• [What needs to be done]: The answer should consist of the full listing below, repeated exactly and free of pictures.

Materials provided START

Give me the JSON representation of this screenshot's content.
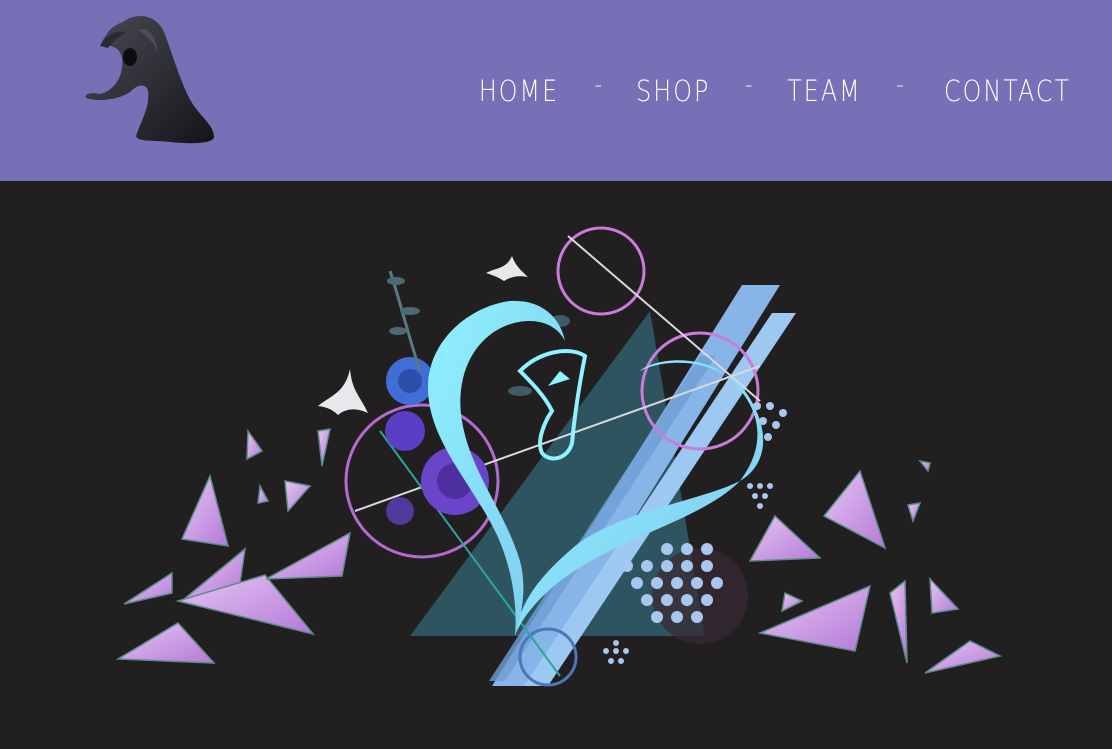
{
  "header": {
    "background": "#7670b6",
    "logo": {
      "icon": "abstract-horse-head-sculpture-icon"
    }
  },
  "nav": {
    "items": [
      {
        "label": "HOME"
      },
      {
        "label": "SHOP"
      },
      {
        "label": "TEAM"
      },
      {
        "label": "CONTACT"
      }
    ],
    "separator": "-"
  },
  "hero": {
    "background": "#211f20",
    "artwork": {
      "icon": "heart-horse-geometric-artwork",
      "colors": {
        "heart": "#84e6f5",
        "stripes": "#8fc3f0",
        "shards": "#c48fe0",
        "rings": "#c97dd9",
        "flowers": "#6b45c9"
      }
    }
  }
}
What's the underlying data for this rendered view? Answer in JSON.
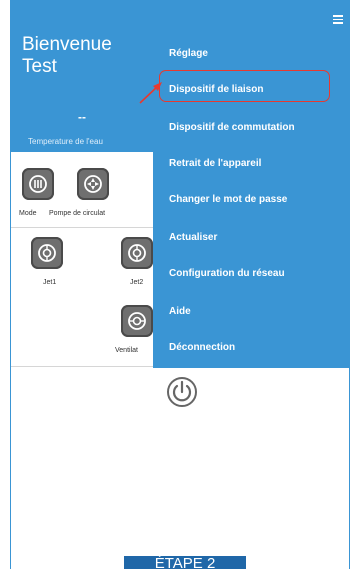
{
  "header": {
    "welcome": "Bienvenue",
    "user": "Test",
    "temperature_value": "--",
    "temperature_label": "Temperature de l'eau"
  },
  "tiles": [
    {
      "label": "Mode",
      "icon": "mode-icon"
    },
    {
      "label": "Pompe de circulat",
      "icon": "pump-icon"
    },
    {
      "label": "Jet1",
      "icon": "jet-icon"
    },
    {
      "label": "Jet2",
      "icon": "jet-icon"
    },
    {
      "label": "Ventilat",
      "icon": "fan-icon"
    }
  ],
  "menu": {
    "items": [
      "Réglage",
      "Dispositif de liaison",
      "Dispositif de commutation",
      "Retrait de l'appareil",
      "Changer le mot de passe",
      "Actualiser",
      "Configuration du réseau",
      "Aide",
      "Déconnection"
    ],
    "highlighted_index": 1
  },
  "step_label": "ÉTAPE 2",
  "colors": {
    "accent": "#3a95d4",
    "highlight": "#e8392f",
    "step_bg": "#1f67a8"
  }
}
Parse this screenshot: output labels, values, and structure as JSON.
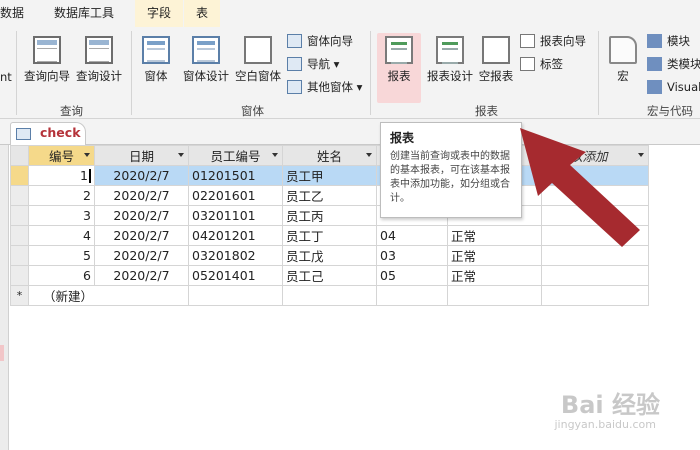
{
  "ribbon_tabs": [
    {
      "label": "数据"
    },
    {
      "label": "数据库工具"
    },
    {
      "label": "字段"
    },
    {
      "label": "表"
    }
  ],
  "ribbon": {
    "cut_text": "nt",
    "query": {
      "wizard": "查询向导",
      "design": "查询设计",
      "group": "查询"
    },
    "forms": {
      "form": "窗体",
      "form_design": "窗体设计",
      "blank_form": "空白窗体",
      "form_wizard": "窗体向导",
      "navigation": "导航",
      "more_forms": "其他窗体",
      "group": "窗体"
    },
    "reports": {
      "report": "报表",
      "report_design": "报表设计",
      "blank_report": "空报表",
      "report_wizard": "报表向导",
      "labels": "标签",
      "group": "报表"
    },
    "macros": {
      "macro": "宏",
      "module": "模块",
      "class_module": "类模块",
      "visual_basic": "Visual",
      "group": "宏与代码"
    }
  },
  "doc_tab": {
    "name": "check"
  },
  "tooltip": {
    "title": "报表",
    "description": "创建当前查询或表中的数据的基本报表，可在该基本报表中添加功能，如分组或合计。"
  },
  "table": {
    "columns": [
      "编号",
      "日期",
      "员工编号",
      "姓名",
      "",
      "",
      "单击以添加"
    ],
    "rows": [
      {
        "id": "1",
        "date": "2020/2/7",
        "emp_no": "01201501",
        "name": "员工甲",
        "dept": "",
        "status": ""
      },
      {
        "id": "2",
        "date": "2020/2/7",
        "emp_no": "02201601",
        "name": "员工乙",
        "dept": "",
        "status": ""
      },
      {
        "id": "3",
        "date": "2020/2/7",
        "emp_no": "03201101",
        "name": "员工丙",
        "dept": "",
        "status": ""
      },
      {
        "id": "4",
        "date": "2020/2/7",
        "emp_no": "04201201",
        "name": "员工丁",
        "dept": "04",
        "status": "正常"
      },
      {
        "id": "5",
        "date": "2020/2/7",
        "emp_no": "03201802",
        "name": "员工戊",
        "dept": "03",
        "status": "正常"
      },
      {
        "id": "6",
        "date": "2020/2/7",
        "emp_no": "05201401",
        "name": "员工己",
        "dept": "05",
        "status": "正常"
      }
    ],
    "new_row_marker": "*",
    "new_row_label": "（新建）"
  },
  "watermark": {
    "brand": "Bai 经验",
    "url": "jingyan.baidu.com"
  },
  "colors": {
    "accent": "#b5333a",
    "arrow": "#a62a2f",
    "selected_header": "#f5d98a",
    "current_row": "#b9d9f5"
  }
}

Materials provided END

• [Answer for the task]:
Give me the JSON representation of this screenshot's content.
{
  "header": {
    "background": "#7670b6",
    "logo": {
      "icon": "abstract-horse-head-sculpture-icon"
    }
  },
  "nav": {
    "items": [
      {
        "label": "HOME"
      },
      {
        "label": "SHOP"
      },
      {
        "label": "TEAM"
      },
      {
        "label": "CONTACT"
      }
    ],
    "separator": "-"
  },
  "hero": {
    "background": "#211f20",
    "artwork": {
      "icon": "heart-horse-geometric-artwork",
      "colors": {
        "heart": "#84e6f5",
        "stripes": "#8fc3f0",
        "shards": "#c48fe0",
        "rings": "#c97dd9",
        "flowers": "#6b45c9"
      }
    }
  }
}
What's the underlying data for this rendered view? Answer in JSON.
{
  "header": {
    "welcome": "Bienvenue",
    "user": "Test",
    "temperature_value": "--",
    "temperature_label": "Temperature de l'eau"
  },
  "tiles": [
    {
      "label": "Mode",
      "icon": "mode-icon"
    },
    {
      "label": "Pompe de circulat",
      "icon": "pump-icon"
    },
    {
      "label": "Jet1",
      "icon": "jet-icon"
    },
    {
      "label": "Jet2",
      "icon": "jet-icon"
    },
    {
      "label": "Ventilat",
      "icon": "fan-icon"
    }
  ],
  "menu": {
    "items": [
      "Réglage",
      "Dispositif de liaison",
      "Dispositif de commutation",
      "Retrait de l'appareil",
      "Changer le mot de passe",
      "Actualiser",
      "Configuration du réseau",
      "Aide",
      "Déconnection"
    ],
    "highlighted_index": 1
  },
  "step_label": "ÉTAPE 2",
  "colors": {
    "accent": "#3a95d4",
    "highlight": "#e8392f",
    "step_bg": "#1f67a8"
  }
}
Parse this screenshot: output labels, values, and structure as JSON.
{
  "ribbon_tabs": [
    {
      "label": "数据"
    },
    {
      "label": "数据库工具"
    },
    {
      "label": "字段"
    },
    {
      "label": "表"
    }
  ],
  "ribbon": {
    "cut_text": "nt",
    "query": {
      "wizard": "查询向导",
      "design": "查询设计",
      "group": "查询"
    },
    "forms": {
      "form": "窗体",
      "form_design": "窗体设计",
      "blank_form": "空白窗体",
      "form_wizard": "窗体向导",
      "navigation": "导航",
      "more_forms": "其他窗体",
      "group": "窗体"
    },
    "reports": {
      "report": "报表",
      "report_design": "报表设计",
      "blank_report": "空报表",
      "report_wizard": "报表向导",
      "labels": "标签",
      "group": "报表"
    },
    "macros": {
      "macro": "宏",
      "module": "模块",
      "class_module": "类模块",
      "visual_basic": "Visual",
      "group": "宏与代码"
    }
  },
  "doc_tab": {
    "name": "check"
  },
  "tooltip": {
    "title": "报表",
    "description": "创建当前查询或表中的数据的基本报表，可在该基本报表中添加功能，如分组或合计。"
  },
  "table": {
    "columns": [
      "编号",
      "日期",
      "员工编号",
      "姓名",
      "",
      "",
      "单击以添加"
    ],
    "rows": [
      {
        "id": "1",
        "date": "2020/2/7",
        "emp_no": "01201501",
        "name": "员工甲",
        "dept": "",
        "status": ""
      },
      {
        "id": "2",
        "date": "2020/2/7",
        "emp_no": "02201601",
        "name": "员工乙",
        "dept": "",
        "status": ""
      },
      {
        "id": "3",
        "date": "2020/2/7",
        "emp_no": "03201101",
        "name": "员工丙",
        "dept": "",
        "status": ""
      },
      {
        "id": "4",
        "date": "2020/2/7",
        "emp_no": "04201201",
        "name": "员工丁",
        "dept": "04",
        "status": "正常"
      },
      {
        "id": "5",
        "date": "2020/2/7",
        "emp_no": "03201802",
        "name": "员工戊",
        "dept": "03",
        "status": "正常"
      },
      {
        "id": "6",
        "date": "2020/2/7",
        "emp_no": "05201401",
        "name": "员工己",
        "dept": "05",
        "status": "正常"
      }
    ],
    "new_row_marker": "*",
    "new_row_label": "（新建）"
  },
  "watermark": {
    "brand": "Bai 经验",
    "url": "jingyan.baidu.com"
  },
  "colors": {
    "accent": "#b5333a",
    "arrow": "#a62a2f",
    "selected_header": "#f5d98a",
    "current_row": "#b9d9f5"
  }
}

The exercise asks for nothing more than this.